As shown in FIG. 3, the golf bag cart can be folded up for transport. This is done by releasing the joints 9 and 11 and rotating the frame yokes 7 and 8 towards a center plane 18 in opposite directions of rotation. The wheels 2 were previously rotated about the axes 12 sufficiently far that they are axially aligned with each other in the position of the frame yokes 7 and 8 shown in FIG. 3 and their outer sides face each other.
In the position shown in FIG. 3, the joints 9 and 11 can be locked again, so that the golf bag cart is stable even in its folded state, can be rolled on its wheels 2, and can be pushed or pulled with assistance by the auxiliary drive, with the golf bag possibly remaining on the folded cart.
In the position shown in FIG. 3, the cart is flat in its contour and requires little stowage room. For example, it can be stowed away in a narrow space left above the luggage in the trunk of a car.
As shown in FIG. 4, the push/pull rod 3 can be folded in by rotating it about the joint 25, so that the length of the folded golf bag cart can be still further significantly reduced.
As an alternative to the above manner of collapsing the golf bag cart, the cart can be converted to the state shown in FIG. 5, in which the wheel axes extend parallel to each other, by rotating the frame yokes 7, 8 to the outside, so that the yoke legs 21, 22 lie in a plane with the crossmembers 5, 6, and by rotating the wheel 2 by 90°.
As a result of the rotation of the frame yokes, the axes of rotation 24 of the hinges 23 also lie in the specified plane. Consequently, as shown in FIG. 6, the two yoke legs 21, together with the crossmember 5, can be rotated by 180°.
The push/pull rod 3 and handle 4, which are seen in FIG. 6, could be provided with a telescoping design or with an additional joint, so that the push/pull rod can be housed inside the contours of the folded golf bag cart.
A clamping bolt passed lengthwise through each crossmember 5 and 6 can be used for the simultaneous locking of two joints 9.
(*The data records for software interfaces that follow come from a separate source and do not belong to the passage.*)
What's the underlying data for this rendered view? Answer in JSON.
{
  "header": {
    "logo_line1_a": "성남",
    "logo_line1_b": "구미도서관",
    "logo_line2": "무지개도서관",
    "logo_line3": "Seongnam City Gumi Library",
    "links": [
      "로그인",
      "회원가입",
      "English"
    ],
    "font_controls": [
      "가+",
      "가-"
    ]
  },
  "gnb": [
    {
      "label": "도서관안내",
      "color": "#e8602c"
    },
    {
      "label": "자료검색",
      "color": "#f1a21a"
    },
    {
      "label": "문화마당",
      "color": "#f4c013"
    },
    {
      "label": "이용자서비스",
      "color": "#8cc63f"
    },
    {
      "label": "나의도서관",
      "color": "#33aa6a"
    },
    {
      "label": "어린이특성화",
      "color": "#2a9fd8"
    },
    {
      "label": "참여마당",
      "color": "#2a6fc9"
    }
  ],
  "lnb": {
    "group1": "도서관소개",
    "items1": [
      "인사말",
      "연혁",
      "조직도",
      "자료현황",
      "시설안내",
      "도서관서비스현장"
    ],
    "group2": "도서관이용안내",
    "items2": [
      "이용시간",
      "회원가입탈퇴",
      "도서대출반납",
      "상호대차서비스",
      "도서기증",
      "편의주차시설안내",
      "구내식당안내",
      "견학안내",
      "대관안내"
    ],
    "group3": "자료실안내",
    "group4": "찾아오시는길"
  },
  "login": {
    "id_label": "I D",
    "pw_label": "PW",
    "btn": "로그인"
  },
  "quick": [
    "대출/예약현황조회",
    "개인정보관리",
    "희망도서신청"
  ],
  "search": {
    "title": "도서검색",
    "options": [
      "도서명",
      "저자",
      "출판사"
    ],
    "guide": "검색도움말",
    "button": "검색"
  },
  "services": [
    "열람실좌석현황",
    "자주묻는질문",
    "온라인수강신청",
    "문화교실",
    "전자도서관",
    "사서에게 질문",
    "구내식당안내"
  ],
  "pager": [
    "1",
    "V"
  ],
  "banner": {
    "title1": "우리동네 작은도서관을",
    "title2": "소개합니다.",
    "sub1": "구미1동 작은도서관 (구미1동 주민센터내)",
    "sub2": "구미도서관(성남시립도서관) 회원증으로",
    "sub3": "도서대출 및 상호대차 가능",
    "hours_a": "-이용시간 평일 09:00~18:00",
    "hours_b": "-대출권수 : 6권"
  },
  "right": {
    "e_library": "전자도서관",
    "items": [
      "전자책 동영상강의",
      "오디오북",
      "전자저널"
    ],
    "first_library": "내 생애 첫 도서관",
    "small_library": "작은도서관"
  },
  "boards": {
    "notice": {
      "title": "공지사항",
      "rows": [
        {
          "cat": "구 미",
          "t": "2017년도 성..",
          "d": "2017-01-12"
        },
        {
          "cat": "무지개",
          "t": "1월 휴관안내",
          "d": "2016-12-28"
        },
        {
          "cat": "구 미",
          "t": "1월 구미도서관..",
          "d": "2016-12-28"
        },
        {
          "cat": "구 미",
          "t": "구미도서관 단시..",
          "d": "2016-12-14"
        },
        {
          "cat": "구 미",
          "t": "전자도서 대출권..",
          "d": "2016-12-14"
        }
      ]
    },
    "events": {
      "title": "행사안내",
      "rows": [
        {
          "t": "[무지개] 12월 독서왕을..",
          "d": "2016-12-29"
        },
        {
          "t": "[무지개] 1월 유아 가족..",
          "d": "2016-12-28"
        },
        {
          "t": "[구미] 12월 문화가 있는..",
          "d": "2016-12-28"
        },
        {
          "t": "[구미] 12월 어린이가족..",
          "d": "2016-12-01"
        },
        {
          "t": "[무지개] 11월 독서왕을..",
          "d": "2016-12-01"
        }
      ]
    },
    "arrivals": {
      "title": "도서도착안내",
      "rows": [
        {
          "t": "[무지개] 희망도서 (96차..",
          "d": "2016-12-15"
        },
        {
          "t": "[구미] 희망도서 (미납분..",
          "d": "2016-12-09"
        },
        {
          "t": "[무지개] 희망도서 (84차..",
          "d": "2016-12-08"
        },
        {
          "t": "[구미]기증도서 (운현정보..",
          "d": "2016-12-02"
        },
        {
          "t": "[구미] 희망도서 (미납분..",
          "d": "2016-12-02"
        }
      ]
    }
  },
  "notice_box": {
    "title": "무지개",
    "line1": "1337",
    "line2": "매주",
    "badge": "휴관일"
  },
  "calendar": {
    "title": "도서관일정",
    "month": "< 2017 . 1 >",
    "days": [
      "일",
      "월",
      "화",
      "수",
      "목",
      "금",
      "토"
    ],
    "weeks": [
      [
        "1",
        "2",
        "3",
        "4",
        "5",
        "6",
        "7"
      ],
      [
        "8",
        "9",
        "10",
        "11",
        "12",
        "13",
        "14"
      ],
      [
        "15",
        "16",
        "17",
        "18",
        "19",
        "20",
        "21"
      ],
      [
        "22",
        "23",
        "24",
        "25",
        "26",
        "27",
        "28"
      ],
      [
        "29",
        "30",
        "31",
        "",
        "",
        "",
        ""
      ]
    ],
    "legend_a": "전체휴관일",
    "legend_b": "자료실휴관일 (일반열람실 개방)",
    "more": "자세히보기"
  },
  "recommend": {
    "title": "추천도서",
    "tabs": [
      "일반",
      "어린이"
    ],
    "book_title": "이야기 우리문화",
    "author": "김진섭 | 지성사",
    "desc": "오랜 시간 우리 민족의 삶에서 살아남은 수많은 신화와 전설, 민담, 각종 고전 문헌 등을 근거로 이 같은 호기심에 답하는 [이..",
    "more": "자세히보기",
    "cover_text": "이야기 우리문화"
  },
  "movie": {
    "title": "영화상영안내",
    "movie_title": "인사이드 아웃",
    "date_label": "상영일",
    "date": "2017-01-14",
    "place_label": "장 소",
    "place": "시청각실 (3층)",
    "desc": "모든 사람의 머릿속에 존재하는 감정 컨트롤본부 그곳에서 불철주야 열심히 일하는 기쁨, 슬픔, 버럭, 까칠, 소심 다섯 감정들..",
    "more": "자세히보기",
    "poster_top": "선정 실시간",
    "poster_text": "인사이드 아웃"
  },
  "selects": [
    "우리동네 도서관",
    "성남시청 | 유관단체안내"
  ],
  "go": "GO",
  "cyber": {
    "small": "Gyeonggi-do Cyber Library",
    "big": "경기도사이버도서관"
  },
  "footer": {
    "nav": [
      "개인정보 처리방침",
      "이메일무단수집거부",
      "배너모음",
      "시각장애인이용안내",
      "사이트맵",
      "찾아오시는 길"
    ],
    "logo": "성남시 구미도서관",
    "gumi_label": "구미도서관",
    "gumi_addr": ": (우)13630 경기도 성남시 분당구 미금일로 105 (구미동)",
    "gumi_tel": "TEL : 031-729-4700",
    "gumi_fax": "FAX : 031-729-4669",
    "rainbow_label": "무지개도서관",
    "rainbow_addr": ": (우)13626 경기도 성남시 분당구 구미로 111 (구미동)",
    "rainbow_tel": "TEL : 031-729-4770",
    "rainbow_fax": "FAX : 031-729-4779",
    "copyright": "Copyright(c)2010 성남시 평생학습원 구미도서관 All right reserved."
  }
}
In addition, the joints can have locking seats, into which they are pressed in the operating state of the cart by its own weight and/or the load that it is carrying.
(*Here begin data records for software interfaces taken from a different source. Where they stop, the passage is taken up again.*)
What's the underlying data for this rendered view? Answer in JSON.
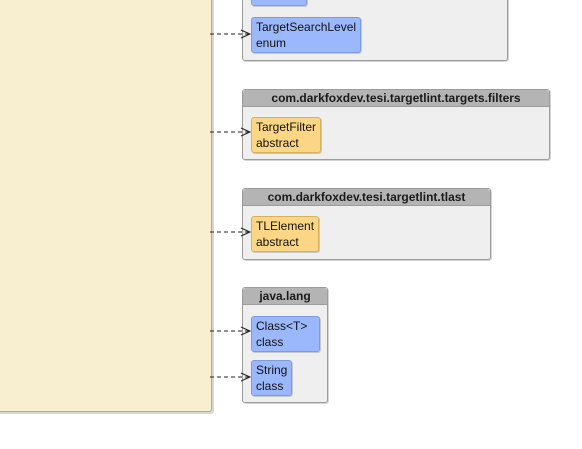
{
  "packages": [
    {
      "id": "pkg-top",
      "title": "",
      "classes": [
        {
          "name": "",
          "kind": "class",
          "color": "#9cb8fc"
        },
        {
          "name": "TargetSearchLevel",
          "kind": "enum",
          "color": "#9cb8fc"
        }
      ]
    },
    {
      "id": "pkg-filters",
      "title": "com.darkfoxdev.tesi.targetlint.targets.filters",
      "classes": [
        {
          "name": "TargetFilter",
          "kind": "abstract",
          "color": "#fbd685"
        }
      ]
    },
    {
      "id": "pkg-tlast",
      "title": "com.darkfoxdev.tesi.targetlint.tlast",
      "classes": [
        {
          "name": "TLElement",
          "kind": "abstract",
          "color": "#fbd685"
        }
      ]
    },
    {
      "id": "pkg-javalang",
      "title": "java.lang",
      "classes": [
        {
          "name": "Class<T>",
          "kind": "class",
          "color": "#9cb8fc"
        },
        {
          "name": "String",
          "kind": "class",
          "color": "#9cb8fc"
        }
      ]
    }
  ]
}
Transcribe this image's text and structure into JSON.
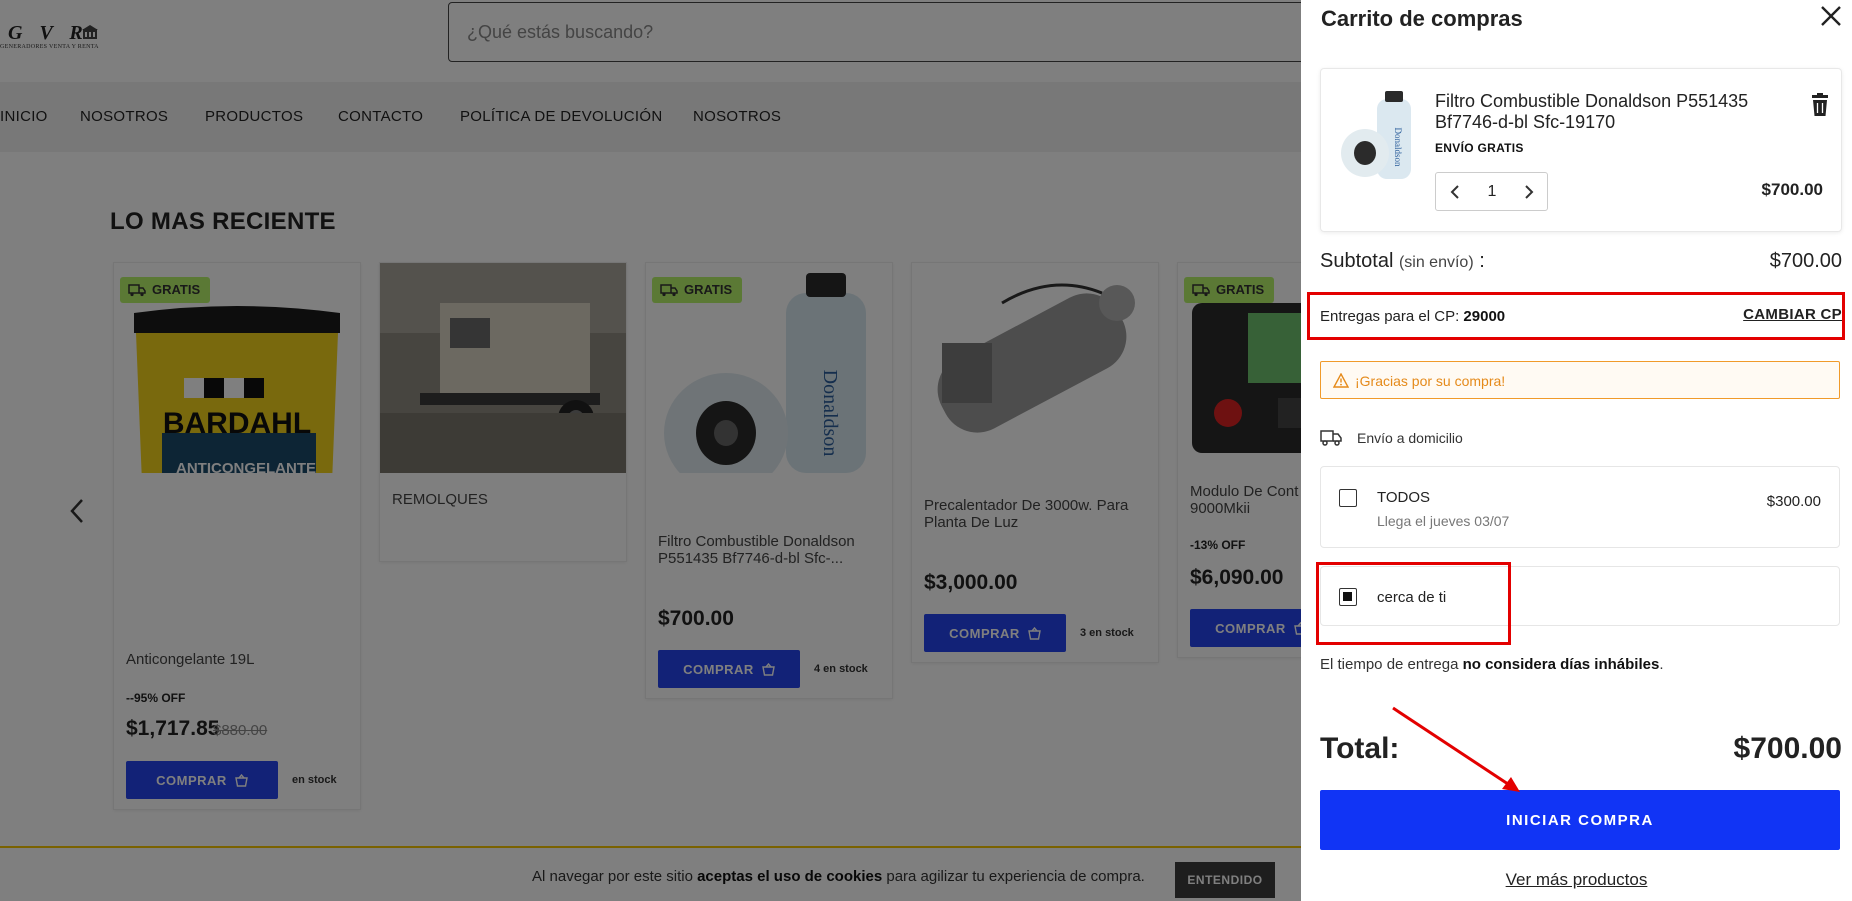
{
  "logo": {
    "main": "G V R",
    "sub": "GENERADORES VENTA Y RENTA"
  },
  "search": {
    "placeholder": "¿Qué estás buscando?"
  },
  "nav": {
    "items": [
      {
        "label": "INICIO"
      },
      {
        "label": "NOSOTROS"
      },
      {
        "label": "PRODUCTOS"
      },
      {
        "label": "CONTACTO"
      },
      {
        "label": "POLÍTICA DE DEVOLUCIÓN"
      },
      {
        "label": "NOSOTROS"
      }
    ]
  },
  "section": {
    "title": "LO MAS RECIENTE"
  },
  "products": [
    {
      "badge": "GRATIS",
      "name": "Anticongelante 19L",
      "discount": "--95% OFF",
      "price": "$1,717.85",
      "old_price": "$880.00",
      "buy": "COMPRAR",
      "stock": "en stock",
      "img_text": "BARDAHL",
      "img_text2": "ANTICONGELANTE"
    },
    {
      "badge": "",
      "name": "REMOLQUES",
      "discount": "",
      "price": "",
      "old_price": "",
      "buy": "",
      "stock": ""
    },
    {
      "badge": "GRATIS",
      "name": "Filtro Combustible Donaldson P551435 Bf7746-d-bl Sfc-...",
      "discount": "",
      "price": "$700.00",
      "old_price": "",
      "buy": "COMPRAR",
      "stock": "4 en stock"
    },
    {
      "badge": "",
      "name": "Precalentador De 3000w. Para Planta De Luz",
      "discount": "",
      "price": "$3,000.00",
      "old_price": "",
      "buy": "COMPRAR",
      "stock": "3 en stock"
    },
    {
      "badge": "GRATIS",
      "name": "Modulo De Cont 9000Mkii",
      "discount": "-13% OFF",
      "price": "$6,090.00",
      "old_price": "",
      "buy": "COMPRAR",
      "stock": ""
    }
  ],
  "cookie": {
    "pre": "Al navegar por este sitio ",
    "bold": "aceptas el uso de cookies",
    "post": " para agilizar tu experiencia de compra.",
    "button": "ENTENDIDO"
  },
  "cart": {
    "title": "Carrito de compras",
    "item": {
      "name": "Filtro Combustible Donaldson P551435 Bf7746-d-bl Sfc-19170",
      "shipping": "ENVÍO GRATIS",
      "qty": "1",
      "price": "$700.00"
    },
    "subtotal": {
      "label": "Subtotal",
      "note": "(sin envío)",
      "colon": " :",
      "value": "$700.00"
    },
    "cp": {
      "label": "Entregas para el CP: ",
      "value": "29000",
      "change": "CAMBIAR CP"
    },
    "alert": "¡Gracias por su compra!",
    "shipping_method": "Envío a domicilio",
    "options": [
      {
        "name": "TODOS",
        "sub": "Llega el jueves 03/07",
        "price": "$300.00",
        "checked": false
      },
      {
        "name": "cerca de ti",
        "sub": "",
        "price": "",
        "checked": true
      }
    ],
    "note": {
      "pre": "El tiempo de entrega ",
      "bold": "no considera días inhábiles",
      "post": "."
    },
    "total": {
      "label": "Total:",
      "value": "$700.00"
    },
    "start_button": "INICIAR COMPRA",
    "more_link": "Ver más productos"
  },
  "colors": {
    "accent_blue": "#1134f5",
    "buy_blue": "#2445ee",
    "badge_green": "#b7f36b",
    "alert_orange": "#f09a2a",
    "annotation_red": "#e30000"
  }
}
Alternatively or additionally, the joints 23 can be designed in such a way that the two yoke legs 21 can be rotated about an axis parallel to the wheel axes out of the position shown in FIG. 3 and towards the yoke legs 22. The rotation can possibly be made about the wheel axis itself. This can bring the golf bag cart into the position shown in FIG. 8.
Furthermore, it would be possible to design the joints 23 in such a way that the yoke legs 21 can be folded towards the yoke legs 22 even in the operating position of the golf bag cart.
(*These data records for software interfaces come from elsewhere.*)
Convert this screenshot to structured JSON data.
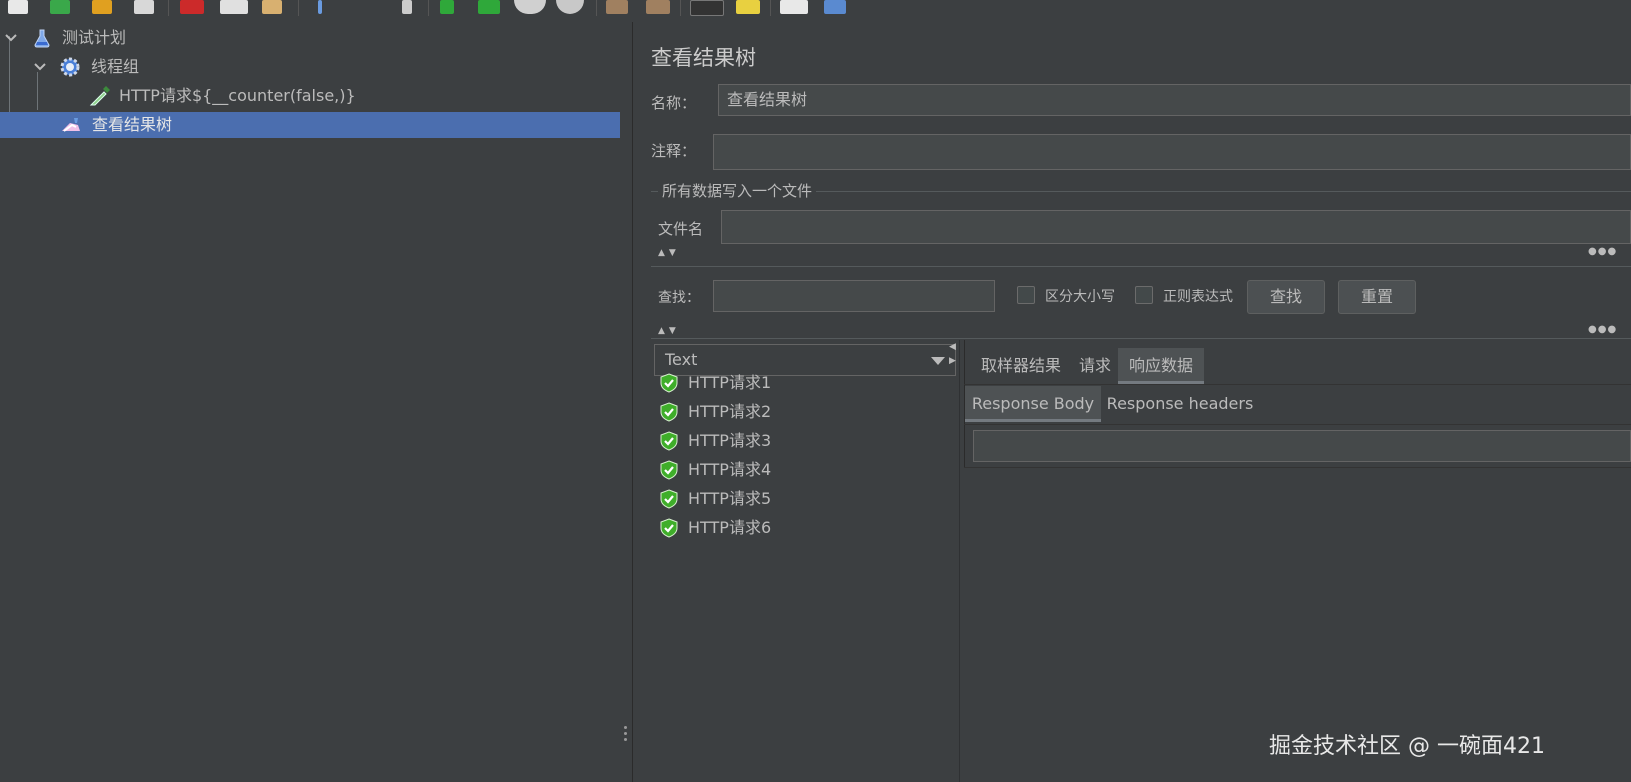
{
  "tree": {
    "items": [
      {
        "label": "测试计划",
        "icon": "test-plan-icon"
      },
      {
        "label": "线程组",
        "icon": "gear-icon"
      },
      {
        "label": "HTTP请求${__counter(false,)}",
        "icon": "sampler-pipette-icon"
      },
      {
        "label": "查看结果树",
        "icon": "result-tree-icon"
      }
    ]
  },
  "panel": {
    "title": "查看结果树",
    "name_label": "名称：",
    "name_value": "查看结果树",
    "comment_label": "注释：",
    "comment_value": "",
    "file_group_label": "所有数据写入一个文件",
    "file_label": "文件名",
    "file_value": ""
  },
  "search": {
    "label": "查找：",
    "value": "",
    "case_label": "区分大小写",
    "case_checked": false,
    "regex_label": "正则表达式",
    "regex_checked": false,
    "find_button": "查找",
    "reset_button": "重置"
  },
  "renderer": {
    "selected": "Text"
  },
  "results": [
    {
      "label": "HTTP请求1",
      "status": "success"
    },
    {
      "label": "HTTP请求2",
      "status": "success"
    },
    {
      "label": "HTTP请求3",
      "status": "success"
    },
    {
      "label": "HTTP请求4",
      "status": "success"
    },
    {
      "label": "HTTP请求5",
      "status": "success"
    },
    {
      "label": "HTTP请求6",
      "status": "success"
    }
  ],
  "tabs": {
    "main": [
      "取样器结果",
      "请求",
      "响应数据"
    ],
    "main_active": 2,
    "sub": [
      "Response Body",
      "Response headers"
    ],
    "sub_active": 0
  },
  "watermark": "掘金技术社区 @ 一碗面421",
  "colors": {
    "background": "#3c3f41",
    "selection": "#4b6eaf",
    "field": "#45494a",
    "success_green": "#3fae2a"
  }
}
It is thus possible to fold up the golf bag cart in different ways, depending on the space conditions. The alternative shown in FIGS. 5 and 6 leads to an overall flatter contour, but this is achieved at the expense of a greater width of the folded golf bag cart. When the golf bag cart is folded into the state shown in FIG. 5, it has the disadvantage, compared to the state shown in FIG. 3, that it is no longer possible to move it on its wheels.
In the alternative embodiment shown in FIGS. 7a and 7b, a support frame la has a center rod 19 and a crossmember 20 with rotating end sections 7a and 8a, and rotating wheels 2a are in turn mounted on the end sections. As FIG. 4b shows, the end sections can be rotated towards the center rod 19, and the wheels 2a can be rotated in such a way that their outer sides face each other. The wheels could be rotated in opposite directions, as is also the case, incidentally, with the embodiment of FIGS. 1 to 3, and then the end sections 7a and 8a can be swung in closer to the center rod 19.
Another embodiment shown in FIGS. 7c and 7d has a support frame 1b with a center rod 19 and a crossmember 20b, and arms 7b and 8b of the crossmember 20b can be telescoped together to reduce the distance separating the opposing wheels 2b.